father with children

     There are many different instances in which a parent might seek custody or visitation of their child. Just because two people might share a child, it does not necessarily mean that the parents are married or even get along enough to co-parent.


     There are many circumstances for which a parent might seek out custody of their child. This could include one parent keeping the kids away from the other parent, an ongoing custody battle, soon-to-be filed divorce case, etc. First, it is important to distinguish between the two terms. Having legal custody means you would be entrusted with the child’s medical, educational, or religious decision making. Physical custody refers to who has custody of the child.

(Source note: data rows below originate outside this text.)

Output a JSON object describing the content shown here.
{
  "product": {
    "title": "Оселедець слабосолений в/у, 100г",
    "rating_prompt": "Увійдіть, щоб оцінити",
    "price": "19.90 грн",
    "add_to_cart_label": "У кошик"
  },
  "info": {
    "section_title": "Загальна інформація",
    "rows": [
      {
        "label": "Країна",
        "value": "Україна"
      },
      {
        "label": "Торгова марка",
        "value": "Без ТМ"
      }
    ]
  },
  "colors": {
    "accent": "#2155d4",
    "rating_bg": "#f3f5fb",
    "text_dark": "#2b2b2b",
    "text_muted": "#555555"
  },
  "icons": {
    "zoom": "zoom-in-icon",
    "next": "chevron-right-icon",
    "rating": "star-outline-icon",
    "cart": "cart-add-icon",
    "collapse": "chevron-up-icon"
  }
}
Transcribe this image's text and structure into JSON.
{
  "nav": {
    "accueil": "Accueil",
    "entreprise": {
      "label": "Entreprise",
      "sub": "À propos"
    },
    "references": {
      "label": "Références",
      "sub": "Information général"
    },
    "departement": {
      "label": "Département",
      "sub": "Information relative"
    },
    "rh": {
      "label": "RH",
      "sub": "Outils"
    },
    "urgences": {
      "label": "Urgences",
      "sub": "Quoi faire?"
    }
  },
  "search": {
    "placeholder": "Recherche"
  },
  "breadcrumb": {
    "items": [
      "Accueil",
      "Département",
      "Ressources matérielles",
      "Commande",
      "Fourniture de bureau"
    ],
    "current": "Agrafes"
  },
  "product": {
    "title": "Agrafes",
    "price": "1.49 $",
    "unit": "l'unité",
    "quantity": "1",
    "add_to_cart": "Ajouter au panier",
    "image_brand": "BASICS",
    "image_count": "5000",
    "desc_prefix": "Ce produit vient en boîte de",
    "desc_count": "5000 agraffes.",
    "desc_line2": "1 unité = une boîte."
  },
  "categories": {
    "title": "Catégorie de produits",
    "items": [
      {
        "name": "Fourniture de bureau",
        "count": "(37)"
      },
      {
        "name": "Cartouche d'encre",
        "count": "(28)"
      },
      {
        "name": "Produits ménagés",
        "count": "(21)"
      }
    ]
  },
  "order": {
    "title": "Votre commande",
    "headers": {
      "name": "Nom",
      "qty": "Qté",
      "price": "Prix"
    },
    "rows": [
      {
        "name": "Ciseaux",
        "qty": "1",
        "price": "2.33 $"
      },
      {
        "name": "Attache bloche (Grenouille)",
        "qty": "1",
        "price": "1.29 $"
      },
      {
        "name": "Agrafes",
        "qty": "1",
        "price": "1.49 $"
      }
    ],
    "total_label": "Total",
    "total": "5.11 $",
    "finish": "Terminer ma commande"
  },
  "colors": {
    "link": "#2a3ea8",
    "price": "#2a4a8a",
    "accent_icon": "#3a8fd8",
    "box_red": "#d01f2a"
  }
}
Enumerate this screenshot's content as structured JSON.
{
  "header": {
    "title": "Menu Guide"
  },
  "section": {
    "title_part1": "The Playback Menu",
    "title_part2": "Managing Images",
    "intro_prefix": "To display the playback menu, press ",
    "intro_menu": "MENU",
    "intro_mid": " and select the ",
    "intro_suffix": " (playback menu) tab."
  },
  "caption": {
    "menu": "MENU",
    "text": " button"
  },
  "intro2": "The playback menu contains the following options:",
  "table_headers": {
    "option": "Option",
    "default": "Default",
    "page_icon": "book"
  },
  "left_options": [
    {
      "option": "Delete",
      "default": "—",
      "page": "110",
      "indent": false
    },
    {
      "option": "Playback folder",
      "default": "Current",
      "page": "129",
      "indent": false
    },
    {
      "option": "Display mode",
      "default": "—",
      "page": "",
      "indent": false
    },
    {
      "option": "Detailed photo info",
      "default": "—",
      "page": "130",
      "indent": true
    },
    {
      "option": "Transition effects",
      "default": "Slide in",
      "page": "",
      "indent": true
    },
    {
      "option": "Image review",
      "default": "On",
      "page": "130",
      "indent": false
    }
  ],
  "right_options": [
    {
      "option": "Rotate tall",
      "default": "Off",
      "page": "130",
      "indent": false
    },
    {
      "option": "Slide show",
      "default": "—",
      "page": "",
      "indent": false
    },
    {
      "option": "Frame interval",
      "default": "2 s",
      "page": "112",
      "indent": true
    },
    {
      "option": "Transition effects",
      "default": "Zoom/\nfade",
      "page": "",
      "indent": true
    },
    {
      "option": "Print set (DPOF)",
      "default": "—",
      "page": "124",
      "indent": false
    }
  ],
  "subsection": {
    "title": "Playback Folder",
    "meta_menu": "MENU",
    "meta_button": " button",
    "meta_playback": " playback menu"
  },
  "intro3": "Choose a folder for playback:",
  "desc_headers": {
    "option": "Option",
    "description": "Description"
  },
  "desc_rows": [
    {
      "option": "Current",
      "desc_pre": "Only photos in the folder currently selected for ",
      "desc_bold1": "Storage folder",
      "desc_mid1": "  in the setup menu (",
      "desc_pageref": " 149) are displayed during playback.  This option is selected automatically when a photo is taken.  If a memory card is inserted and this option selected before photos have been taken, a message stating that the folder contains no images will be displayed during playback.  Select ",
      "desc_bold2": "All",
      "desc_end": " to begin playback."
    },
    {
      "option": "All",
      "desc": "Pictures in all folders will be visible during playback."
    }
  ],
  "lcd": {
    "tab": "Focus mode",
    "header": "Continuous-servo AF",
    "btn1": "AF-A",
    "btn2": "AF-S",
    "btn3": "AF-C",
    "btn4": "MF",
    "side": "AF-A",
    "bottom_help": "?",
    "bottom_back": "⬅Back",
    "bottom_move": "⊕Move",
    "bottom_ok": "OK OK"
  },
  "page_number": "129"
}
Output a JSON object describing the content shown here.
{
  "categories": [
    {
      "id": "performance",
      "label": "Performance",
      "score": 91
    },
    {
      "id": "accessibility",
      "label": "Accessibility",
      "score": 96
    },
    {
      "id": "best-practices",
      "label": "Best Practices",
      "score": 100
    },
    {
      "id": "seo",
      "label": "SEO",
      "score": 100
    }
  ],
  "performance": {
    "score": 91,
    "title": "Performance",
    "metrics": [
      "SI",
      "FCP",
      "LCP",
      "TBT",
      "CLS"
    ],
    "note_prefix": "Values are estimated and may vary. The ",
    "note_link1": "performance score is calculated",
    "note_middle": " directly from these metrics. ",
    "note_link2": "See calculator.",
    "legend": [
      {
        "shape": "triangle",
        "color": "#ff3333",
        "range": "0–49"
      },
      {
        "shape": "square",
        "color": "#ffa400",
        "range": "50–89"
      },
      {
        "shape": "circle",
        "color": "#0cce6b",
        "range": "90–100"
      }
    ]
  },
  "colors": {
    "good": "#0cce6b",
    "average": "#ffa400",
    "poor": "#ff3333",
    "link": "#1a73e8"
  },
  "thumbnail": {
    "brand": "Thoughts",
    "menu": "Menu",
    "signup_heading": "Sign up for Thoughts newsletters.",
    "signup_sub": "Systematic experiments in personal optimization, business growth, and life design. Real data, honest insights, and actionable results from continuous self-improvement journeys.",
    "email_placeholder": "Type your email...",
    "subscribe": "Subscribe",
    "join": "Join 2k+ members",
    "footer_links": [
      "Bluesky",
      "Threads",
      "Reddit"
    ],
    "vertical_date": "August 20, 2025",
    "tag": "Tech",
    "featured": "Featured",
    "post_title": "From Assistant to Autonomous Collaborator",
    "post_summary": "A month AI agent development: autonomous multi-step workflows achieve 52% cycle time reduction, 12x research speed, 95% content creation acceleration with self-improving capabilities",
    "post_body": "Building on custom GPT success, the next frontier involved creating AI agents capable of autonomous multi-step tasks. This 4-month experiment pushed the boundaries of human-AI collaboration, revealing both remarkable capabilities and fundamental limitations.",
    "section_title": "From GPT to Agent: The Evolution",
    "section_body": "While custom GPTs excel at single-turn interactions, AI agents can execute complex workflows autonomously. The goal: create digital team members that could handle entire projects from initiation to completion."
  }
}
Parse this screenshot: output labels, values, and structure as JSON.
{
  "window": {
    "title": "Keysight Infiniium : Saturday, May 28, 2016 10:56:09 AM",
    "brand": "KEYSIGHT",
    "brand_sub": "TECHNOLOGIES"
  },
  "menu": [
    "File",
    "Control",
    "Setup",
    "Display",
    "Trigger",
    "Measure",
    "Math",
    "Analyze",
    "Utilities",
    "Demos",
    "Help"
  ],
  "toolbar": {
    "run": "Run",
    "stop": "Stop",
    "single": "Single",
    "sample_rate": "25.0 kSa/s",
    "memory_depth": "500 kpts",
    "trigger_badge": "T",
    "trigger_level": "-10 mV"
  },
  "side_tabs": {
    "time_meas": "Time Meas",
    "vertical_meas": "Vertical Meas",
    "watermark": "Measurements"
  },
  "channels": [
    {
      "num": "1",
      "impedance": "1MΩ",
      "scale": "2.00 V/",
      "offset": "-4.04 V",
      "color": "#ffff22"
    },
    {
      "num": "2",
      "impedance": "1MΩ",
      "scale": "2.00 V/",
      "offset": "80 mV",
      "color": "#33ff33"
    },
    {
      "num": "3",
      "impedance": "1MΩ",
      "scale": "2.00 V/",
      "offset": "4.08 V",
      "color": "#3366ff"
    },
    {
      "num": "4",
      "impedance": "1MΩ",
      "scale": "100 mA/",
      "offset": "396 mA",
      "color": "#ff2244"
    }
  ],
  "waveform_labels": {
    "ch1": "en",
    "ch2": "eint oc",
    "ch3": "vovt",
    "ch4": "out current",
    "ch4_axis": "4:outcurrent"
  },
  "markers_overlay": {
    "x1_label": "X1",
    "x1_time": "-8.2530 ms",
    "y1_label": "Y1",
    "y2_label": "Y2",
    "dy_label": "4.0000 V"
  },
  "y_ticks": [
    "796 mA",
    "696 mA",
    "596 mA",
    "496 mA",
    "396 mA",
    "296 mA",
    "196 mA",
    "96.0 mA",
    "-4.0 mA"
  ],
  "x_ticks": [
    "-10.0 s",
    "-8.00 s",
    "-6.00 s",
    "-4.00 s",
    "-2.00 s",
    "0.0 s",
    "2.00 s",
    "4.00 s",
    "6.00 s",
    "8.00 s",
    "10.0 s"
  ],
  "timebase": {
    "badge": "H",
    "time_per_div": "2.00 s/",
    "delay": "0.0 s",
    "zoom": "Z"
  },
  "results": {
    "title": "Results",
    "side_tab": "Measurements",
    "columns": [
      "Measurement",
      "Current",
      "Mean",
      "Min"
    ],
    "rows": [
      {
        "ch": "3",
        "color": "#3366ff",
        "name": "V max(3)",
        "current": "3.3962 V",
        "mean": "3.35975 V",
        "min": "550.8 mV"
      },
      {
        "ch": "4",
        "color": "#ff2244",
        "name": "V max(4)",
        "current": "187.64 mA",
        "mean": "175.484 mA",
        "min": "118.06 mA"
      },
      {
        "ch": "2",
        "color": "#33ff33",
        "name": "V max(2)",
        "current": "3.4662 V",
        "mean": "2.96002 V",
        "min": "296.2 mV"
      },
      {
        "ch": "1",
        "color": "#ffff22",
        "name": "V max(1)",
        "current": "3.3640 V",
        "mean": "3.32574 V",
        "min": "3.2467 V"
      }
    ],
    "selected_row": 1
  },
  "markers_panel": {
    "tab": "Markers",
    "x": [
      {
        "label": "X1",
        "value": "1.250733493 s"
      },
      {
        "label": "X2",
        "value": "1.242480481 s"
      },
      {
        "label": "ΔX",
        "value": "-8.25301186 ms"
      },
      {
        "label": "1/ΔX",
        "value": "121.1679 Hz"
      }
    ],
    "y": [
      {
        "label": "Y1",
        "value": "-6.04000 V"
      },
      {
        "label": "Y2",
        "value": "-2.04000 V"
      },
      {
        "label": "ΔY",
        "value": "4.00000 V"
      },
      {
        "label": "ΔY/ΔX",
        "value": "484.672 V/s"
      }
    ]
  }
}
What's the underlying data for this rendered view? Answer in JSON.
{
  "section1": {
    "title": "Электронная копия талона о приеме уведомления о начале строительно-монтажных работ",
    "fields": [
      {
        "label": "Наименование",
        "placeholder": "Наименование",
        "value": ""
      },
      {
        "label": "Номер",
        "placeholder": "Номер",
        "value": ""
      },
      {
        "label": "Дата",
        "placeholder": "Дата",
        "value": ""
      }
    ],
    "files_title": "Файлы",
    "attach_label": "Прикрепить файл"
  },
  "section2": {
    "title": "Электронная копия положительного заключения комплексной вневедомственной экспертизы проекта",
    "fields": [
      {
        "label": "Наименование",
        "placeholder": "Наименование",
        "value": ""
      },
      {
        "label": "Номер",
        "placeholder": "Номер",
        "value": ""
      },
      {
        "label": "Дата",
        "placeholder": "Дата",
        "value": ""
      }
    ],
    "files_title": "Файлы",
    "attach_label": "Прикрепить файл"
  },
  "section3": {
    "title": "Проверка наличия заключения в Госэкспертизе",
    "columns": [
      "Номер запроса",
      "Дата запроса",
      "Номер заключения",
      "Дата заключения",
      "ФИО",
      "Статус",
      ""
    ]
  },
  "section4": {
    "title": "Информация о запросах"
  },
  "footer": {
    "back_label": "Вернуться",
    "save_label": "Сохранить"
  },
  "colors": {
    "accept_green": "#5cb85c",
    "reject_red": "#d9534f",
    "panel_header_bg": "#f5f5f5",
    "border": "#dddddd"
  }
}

     Of course, there are times when parents are able to remain amicable and come to a mutual understanding of what is best for the child and work together in coming up with an agreement that addresses the matters of custody and visitation. For parents that cannot settle their differences on their own, typically seek out the legal assistance of a family court and an experienced family lawyer. Each case is unique and it is important to remember, that ultimately, the court will keep in mind the best interest of the child. Sometimes parents can get caught up in court proceedings, but the most important thing to remember is all you are doing is for your child’s best interest!


     If you are the biological mother of a child, you are presumed to be the rightful parent of a child without the need of a court order. The paternity rights for all other persons would greatly depend on if the parties were legally married or not. If both parents are married, the father is automatically presumed to be the legal and biological father. If you are not the biological parent, a step-parent, guardian, or father of a child out of wedlock, you must establish your legal rights. One of the most significant things to remember as a father, is having your name on the birth certificate of the child, and executing a paternity affidavit. Should the father’s paternity be in question, there may need to be additional steps taken, such as establishing paternity through genetic testing.


     For which ever reason you might be seeking legal or physical custody of a child, it is always wise to ensure you are educated and informed on the legality of all matters pertaining to your case and situation. If you would like to speak with a practiced family law attorney and schedule a consultation, you can contact our office online by submitting a Contact Form or by directly calling our office at (317) 743-7958. Our attorneys practice a variety of different laws, including but not limited to, immigration law and divorce law, family law, criminal, litigation, probate, wills, intellectual property, prenuptial agreements, power of attorney and much more!

Disclaimer: This blog post is for educational and informational purposes only and is not to be taken as legal advice in any capacity. Reading this blog does not constitute or establish an attorney-client relationship.